“Don’t worry, you do have a heartbeat,” the technician says. “I’m just trying to figure out where to get the best recording from”. I’m at the i Heart Music event at UNSW, getting my heartbeat recorded so that in a few minutes a jazz band can use it as a base line for a new piece of music.
The iHeart Music event was started in 2011 for National Science Week by Derek Williamson, Director of the Museum for Human Disease at UNSW. The aims of the project are to engage in dialogue with a new audience that might not otherwise come to National Science Week events. Heart health is something that is important for all members of Australian Society to be aware of (one Australian dies every 12 minutes from cardiovascular disease). The scope of iHeart Music serves to bring in a jazz and music crowd as well as the more typical science and health aware attendees.
Simon Barker is a leading jazz drummer, and is well known for his improvisation skills. In the setting of the I Heart Music events, he and the Kimnara band take these skills and applies them to music centered around the beat of a human heart. The event is “fantastic” he says, a “great multi-media cross-pollination event”. And not just any heartbeat is used, but the music actually centers on recordings made from the heartbeats of the event’s attendees (no arrhythmias have yet been diagnosed through the event). On the day I visited, not only did visitors to the Human Disease Museum at UNSW get their heartbeats recorded, used for music, and the recordings emailed to them, but the UNSW site was also live-streaming the event to the Victoria Markets in Melbourne, reaching the Sunday morning crowd.
In 2011 and 2012, the I Heart Music event was only held at UNSW. However, this year, with funding from Inspiring Australia, the team from UNSW have coached 13 venues across Australia to host 17 iHeart Music events over the course of several weeks.
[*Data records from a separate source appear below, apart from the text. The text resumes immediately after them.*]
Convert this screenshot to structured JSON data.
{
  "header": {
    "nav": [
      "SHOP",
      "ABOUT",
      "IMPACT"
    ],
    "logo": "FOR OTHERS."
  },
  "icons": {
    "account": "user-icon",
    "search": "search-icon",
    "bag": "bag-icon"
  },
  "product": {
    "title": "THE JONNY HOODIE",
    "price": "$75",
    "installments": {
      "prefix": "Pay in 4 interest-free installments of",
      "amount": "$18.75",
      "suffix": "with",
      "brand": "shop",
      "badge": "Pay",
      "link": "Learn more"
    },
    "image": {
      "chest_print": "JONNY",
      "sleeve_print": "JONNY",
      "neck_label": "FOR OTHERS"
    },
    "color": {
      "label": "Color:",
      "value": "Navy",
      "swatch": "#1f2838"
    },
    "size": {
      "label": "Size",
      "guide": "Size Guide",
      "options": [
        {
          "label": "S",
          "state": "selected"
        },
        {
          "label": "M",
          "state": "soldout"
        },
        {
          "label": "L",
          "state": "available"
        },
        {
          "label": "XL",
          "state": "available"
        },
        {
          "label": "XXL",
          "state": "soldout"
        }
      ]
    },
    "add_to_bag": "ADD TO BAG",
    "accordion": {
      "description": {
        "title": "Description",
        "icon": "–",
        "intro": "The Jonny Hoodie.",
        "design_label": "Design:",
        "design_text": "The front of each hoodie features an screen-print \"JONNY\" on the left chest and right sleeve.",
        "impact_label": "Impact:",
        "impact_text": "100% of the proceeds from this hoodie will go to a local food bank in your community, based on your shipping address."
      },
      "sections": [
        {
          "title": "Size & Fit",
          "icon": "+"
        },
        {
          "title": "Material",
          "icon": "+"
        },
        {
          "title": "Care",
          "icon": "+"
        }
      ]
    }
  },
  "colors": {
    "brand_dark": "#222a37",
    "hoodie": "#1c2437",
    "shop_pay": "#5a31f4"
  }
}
For most of these venues, the event was fitted into a larger program, for example, as an event in a science center, or as the musical entertainment at a National Science Week dinner (Ballarat).
The airy trumpet sounds waft over the serene keyboard and drums that complement the beat; the beat of a human heart.
4 beats to the bar
70 beats in a minute
3 billion beats in a lifetime